→ **PROBLEM DESCRIPTION**
Look below. Copy each line that has "likes" in it.

[RECORDS FOR THIS TASK — start]

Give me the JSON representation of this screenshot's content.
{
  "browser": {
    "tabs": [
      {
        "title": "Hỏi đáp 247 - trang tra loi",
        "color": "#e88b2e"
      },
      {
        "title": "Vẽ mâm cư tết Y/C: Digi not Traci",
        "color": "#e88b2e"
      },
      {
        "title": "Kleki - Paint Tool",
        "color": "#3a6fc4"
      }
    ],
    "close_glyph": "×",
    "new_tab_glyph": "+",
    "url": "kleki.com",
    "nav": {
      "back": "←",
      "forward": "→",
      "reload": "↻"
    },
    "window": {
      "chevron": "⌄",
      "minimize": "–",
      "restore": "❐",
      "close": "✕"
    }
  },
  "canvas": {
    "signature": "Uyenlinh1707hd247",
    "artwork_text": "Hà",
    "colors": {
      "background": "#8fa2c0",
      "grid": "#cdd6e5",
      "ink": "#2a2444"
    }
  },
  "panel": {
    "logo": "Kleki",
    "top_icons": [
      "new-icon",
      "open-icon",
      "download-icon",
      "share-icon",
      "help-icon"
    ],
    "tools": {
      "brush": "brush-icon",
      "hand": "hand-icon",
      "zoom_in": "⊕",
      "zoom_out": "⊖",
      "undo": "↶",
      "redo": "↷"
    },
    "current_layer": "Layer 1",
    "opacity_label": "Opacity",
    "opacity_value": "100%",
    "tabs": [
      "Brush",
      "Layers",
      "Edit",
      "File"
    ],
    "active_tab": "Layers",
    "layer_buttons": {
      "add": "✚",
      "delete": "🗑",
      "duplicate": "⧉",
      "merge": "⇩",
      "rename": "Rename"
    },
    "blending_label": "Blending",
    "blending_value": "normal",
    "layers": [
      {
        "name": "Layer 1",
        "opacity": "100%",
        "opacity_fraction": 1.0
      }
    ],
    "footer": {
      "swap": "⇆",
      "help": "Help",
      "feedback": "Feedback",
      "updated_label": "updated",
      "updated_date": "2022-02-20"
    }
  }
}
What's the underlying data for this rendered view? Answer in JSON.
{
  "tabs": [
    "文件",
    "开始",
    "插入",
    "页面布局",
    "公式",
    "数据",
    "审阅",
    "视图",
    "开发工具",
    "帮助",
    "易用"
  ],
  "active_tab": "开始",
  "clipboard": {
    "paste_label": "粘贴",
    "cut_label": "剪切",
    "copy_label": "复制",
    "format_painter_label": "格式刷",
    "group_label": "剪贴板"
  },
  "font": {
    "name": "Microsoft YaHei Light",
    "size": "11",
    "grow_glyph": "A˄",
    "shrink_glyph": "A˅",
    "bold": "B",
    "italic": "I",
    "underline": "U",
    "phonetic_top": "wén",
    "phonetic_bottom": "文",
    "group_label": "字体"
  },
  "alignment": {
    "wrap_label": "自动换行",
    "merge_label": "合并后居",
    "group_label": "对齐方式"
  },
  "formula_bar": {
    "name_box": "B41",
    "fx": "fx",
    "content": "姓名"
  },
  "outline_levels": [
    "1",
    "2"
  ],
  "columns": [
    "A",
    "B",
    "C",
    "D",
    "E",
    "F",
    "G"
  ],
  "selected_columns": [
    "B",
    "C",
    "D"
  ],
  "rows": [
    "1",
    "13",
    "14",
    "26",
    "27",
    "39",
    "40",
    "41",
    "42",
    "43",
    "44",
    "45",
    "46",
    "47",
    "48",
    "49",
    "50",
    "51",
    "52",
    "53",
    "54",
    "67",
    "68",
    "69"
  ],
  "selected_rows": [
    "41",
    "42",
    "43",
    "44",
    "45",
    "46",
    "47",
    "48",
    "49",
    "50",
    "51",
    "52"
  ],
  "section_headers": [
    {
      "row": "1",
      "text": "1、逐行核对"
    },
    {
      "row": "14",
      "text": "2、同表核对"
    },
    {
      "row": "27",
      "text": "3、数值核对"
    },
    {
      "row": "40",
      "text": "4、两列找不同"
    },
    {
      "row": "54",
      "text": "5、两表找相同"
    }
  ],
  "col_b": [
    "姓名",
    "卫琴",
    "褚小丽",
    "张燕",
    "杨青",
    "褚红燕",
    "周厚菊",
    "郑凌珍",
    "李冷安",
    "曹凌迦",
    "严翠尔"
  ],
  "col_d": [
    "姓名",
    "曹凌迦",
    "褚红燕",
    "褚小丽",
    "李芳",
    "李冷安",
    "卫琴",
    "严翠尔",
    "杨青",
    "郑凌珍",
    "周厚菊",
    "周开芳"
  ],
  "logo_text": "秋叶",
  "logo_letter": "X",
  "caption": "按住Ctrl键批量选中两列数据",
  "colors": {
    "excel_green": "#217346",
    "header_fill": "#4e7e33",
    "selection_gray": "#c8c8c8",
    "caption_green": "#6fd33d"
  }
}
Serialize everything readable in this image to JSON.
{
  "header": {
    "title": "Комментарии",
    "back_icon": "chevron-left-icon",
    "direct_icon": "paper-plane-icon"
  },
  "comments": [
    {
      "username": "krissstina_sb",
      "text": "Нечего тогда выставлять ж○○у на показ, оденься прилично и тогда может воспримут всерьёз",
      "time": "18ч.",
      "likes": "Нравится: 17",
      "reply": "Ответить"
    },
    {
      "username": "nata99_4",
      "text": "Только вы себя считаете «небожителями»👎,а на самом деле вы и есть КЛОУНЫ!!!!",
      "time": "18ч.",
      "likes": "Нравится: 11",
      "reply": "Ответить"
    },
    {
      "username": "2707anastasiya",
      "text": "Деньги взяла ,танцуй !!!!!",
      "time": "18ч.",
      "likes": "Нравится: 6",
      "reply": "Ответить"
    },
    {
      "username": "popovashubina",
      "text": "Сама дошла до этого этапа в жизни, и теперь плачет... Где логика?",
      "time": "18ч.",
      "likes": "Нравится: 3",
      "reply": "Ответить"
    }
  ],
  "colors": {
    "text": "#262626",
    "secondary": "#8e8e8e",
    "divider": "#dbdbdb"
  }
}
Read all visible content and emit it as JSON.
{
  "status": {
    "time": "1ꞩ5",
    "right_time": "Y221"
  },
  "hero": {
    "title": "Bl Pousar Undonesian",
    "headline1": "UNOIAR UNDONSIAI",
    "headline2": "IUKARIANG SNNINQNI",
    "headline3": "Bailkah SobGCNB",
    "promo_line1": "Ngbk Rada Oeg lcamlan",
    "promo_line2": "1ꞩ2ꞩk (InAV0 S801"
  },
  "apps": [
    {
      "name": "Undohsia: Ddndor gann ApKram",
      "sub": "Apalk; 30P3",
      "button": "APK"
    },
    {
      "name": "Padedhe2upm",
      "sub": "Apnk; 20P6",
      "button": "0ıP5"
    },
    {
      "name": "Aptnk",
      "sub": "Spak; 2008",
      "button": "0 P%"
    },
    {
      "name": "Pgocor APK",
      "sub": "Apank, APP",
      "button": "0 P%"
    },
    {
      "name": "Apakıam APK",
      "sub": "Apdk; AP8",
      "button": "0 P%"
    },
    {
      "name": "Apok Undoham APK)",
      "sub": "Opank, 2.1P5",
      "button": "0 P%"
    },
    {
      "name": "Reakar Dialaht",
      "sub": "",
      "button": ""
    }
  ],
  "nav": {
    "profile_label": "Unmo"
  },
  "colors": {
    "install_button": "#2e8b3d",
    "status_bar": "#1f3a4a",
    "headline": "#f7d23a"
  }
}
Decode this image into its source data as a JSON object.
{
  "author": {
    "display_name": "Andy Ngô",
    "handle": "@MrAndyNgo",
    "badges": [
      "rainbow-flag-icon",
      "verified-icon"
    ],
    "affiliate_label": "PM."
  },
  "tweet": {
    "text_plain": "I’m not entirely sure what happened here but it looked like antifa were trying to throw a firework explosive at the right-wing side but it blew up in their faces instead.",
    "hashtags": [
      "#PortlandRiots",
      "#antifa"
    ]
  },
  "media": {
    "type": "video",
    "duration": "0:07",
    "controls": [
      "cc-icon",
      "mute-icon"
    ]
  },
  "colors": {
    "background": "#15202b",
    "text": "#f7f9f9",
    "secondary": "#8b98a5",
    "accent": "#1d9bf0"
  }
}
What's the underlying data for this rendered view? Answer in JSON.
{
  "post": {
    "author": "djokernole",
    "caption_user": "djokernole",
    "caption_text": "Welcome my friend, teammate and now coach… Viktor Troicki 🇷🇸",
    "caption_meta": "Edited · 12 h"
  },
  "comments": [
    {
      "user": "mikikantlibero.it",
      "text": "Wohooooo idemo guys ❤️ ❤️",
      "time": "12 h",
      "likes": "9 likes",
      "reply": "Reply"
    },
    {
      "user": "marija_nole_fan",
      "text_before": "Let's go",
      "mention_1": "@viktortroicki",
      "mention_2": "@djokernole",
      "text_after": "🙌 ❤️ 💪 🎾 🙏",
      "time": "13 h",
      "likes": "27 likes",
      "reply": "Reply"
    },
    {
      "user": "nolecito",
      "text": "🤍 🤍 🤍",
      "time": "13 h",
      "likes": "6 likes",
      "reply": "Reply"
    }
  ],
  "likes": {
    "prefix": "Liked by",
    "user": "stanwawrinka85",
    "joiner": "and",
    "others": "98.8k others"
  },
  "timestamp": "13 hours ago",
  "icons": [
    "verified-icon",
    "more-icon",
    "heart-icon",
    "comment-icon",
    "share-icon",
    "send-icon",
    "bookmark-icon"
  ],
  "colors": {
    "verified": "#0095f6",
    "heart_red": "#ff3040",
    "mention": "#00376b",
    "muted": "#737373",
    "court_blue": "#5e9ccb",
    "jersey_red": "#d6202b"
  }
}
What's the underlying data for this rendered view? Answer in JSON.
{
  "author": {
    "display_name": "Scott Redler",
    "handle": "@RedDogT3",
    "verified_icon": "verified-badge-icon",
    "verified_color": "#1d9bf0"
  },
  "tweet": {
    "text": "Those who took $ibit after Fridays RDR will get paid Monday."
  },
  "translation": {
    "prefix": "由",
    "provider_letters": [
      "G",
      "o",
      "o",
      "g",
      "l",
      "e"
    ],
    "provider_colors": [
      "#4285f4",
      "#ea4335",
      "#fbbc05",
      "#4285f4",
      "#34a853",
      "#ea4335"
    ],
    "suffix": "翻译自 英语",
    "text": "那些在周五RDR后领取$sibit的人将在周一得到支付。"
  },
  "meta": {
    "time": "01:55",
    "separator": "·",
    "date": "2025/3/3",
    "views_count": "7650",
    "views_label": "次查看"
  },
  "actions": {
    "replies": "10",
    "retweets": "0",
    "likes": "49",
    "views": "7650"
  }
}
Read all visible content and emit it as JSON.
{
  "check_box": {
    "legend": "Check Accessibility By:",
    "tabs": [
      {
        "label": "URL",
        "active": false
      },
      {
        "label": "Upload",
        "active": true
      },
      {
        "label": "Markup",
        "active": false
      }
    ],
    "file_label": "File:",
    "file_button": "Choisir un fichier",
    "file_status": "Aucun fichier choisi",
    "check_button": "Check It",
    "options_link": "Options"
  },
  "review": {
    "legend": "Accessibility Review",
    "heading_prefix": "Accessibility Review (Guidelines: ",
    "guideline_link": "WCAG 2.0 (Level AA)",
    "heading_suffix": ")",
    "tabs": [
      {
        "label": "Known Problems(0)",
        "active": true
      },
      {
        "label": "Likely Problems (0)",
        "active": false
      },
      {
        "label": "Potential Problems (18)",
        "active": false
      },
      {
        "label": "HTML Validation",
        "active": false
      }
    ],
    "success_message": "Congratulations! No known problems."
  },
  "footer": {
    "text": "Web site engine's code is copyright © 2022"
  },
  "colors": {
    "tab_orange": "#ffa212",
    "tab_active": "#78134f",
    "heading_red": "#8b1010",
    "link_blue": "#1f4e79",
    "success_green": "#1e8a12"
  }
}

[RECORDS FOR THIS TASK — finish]

→ **ANSWER TO THIS PROBLEM**
      "likes": "Нравится: 17",
      "likes": "Нравится: 11",
      "likes": "Нравится: 6",
      "likes": "Нравится: 3",
      "likes": "9 likes",
      "likes": "27 likes",
      "likes": "6 likes",
  "likes": {
    "likes": "49",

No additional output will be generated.